▶ _Exercise materials_

Segment Open

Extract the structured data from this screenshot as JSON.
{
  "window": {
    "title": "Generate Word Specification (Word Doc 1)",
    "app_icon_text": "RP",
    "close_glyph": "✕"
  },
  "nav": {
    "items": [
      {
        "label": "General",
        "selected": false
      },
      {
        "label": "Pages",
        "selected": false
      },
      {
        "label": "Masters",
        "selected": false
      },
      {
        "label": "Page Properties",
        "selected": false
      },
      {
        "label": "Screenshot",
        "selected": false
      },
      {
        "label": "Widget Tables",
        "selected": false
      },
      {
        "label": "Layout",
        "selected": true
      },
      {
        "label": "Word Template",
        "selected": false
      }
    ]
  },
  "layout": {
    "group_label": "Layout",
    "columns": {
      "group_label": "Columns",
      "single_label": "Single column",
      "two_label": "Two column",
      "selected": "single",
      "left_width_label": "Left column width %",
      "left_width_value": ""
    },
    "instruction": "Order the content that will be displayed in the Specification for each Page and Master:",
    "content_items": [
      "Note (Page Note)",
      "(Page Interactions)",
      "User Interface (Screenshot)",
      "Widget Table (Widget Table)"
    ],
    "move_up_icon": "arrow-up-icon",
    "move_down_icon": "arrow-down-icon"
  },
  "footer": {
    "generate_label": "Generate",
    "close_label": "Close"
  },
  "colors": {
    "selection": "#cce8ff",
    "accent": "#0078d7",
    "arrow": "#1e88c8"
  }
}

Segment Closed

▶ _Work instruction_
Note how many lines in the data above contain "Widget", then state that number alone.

▶ _Task result_
2